Dataset rows for apps and sites:

== Segment start ==

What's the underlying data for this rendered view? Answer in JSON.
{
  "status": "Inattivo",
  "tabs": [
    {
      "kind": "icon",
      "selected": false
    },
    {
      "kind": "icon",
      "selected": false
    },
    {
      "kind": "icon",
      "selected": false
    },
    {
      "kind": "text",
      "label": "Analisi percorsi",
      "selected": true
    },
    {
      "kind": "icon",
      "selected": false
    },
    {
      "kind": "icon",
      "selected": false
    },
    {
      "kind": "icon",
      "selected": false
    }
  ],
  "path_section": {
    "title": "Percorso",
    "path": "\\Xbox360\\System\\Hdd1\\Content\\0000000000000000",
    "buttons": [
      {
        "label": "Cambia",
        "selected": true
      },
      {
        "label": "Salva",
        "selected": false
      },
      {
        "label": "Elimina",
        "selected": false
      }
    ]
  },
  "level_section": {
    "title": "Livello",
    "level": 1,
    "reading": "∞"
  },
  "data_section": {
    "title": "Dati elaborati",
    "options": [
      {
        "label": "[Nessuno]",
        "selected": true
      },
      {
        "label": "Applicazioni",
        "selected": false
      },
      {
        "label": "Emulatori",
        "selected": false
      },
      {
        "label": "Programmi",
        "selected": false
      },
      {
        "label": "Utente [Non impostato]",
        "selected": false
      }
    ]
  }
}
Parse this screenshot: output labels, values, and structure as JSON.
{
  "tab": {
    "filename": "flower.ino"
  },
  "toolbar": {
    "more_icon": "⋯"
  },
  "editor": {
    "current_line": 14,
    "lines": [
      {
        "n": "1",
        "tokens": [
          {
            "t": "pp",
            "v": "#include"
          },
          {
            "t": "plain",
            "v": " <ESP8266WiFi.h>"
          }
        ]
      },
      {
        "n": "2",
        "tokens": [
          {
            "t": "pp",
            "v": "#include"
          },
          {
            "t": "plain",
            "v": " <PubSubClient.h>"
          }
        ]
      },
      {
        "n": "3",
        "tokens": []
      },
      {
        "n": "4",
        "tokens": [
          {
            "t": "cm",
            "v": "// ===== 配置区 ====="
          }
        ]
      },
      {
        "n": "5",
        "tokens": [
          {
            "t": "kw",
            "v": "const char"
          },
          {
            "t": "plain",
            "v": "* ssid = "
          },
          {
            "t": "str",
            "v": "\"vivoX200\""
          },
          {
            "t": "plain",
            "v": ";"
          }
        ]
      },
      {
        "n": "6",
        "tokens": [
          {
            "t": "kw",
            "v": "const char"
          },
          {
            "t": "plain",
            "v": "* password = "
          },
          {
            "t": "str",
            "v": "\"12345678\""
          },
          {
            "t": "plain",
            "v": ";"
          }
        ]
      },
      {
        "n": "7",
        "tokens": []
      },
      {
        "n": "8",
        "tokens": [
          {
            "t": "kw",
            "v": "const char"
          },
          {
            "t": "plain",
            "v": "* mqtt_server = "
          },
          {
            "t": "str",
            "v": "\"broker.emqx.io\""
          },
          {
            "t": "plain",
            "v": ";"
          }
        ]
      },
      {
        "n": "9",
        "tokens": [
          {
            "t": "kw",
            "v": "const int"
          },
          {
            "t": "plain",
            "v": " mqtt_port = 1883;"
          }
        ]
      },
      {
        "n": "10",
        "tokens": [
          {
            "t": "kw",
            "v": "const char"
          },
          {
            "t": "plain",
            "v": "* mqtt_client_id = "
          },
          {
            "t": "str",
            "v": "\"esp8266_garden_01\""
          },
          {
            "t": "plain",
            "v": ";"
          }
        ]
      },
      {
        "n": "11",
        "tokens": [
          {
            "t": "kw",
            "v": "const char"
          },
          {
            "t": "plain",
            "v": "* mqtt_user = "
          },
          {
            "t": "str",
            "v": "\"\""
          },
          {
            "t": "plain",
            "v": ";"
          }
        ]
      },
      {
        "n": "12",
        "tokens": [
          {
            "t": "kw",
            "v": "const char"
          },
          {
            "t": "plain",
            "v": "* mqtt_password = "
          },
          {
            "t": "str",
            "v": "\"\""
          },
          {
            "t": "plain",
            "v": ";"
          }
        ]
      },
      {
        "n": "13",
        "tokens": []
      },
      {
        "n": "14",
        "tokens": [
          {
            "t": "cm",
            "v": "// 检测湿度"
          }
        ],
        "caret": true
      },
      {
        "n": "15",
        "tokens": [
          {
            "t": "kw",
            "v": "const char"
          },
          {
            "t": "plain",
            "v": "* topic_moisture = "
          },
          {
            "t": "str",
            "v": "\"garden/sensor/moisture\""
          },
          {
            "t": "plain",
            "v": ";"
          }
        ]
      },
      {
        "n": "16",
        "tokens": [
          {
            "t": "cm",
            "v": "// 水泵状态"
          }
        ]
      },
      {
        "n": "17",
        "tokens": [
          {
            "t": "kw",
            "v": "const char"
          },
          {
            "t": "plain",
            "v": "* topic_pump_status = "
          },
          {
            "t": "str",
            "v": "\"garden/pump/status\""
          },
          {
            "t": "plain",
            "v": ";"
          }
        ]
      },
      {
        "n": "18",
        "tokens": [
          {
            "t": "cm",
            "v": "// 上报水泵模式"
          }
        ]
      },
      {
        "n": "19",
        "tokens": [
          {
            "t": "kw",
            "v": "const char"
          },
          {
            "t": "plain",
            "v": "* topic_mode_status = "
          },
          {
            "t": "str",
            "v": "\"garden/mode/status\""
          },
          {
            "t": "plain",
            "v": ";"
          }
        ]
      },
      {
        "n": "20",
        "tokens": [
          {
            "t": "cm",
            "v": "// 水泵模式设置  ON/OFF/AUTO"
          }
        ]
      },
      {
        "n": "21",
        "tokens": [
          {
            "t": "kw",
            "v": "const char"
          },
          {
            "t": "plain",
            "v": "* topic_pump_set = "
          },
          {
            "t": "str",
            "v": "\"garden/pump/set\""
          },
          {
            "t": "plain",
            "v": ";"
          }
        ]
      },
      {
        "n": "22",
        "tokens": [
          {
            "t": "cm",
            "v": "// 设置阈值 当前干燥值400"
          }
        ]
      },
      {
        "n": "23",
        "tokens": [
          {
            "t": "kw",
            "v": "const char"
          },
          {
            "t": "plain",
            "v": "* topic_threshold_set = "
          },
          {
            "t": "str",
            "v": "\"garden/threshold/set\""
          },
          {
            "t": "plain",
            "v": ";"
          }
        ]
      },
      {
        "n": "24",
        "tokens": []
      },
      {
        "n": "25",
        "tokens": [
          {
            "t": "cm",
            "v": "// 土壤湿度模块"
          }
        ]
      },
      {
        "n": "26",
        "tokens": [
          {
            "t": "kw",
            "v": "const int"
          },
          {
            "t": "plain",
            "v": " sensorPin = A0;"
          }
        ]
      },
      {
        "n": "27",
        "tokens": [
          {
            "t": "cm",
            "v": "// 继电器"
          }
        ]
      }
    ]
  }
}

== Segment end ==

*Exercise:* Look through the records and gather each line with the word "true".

*Written solution:*
      "selected": true
        "selected": true
        "selected": true
        "caret": true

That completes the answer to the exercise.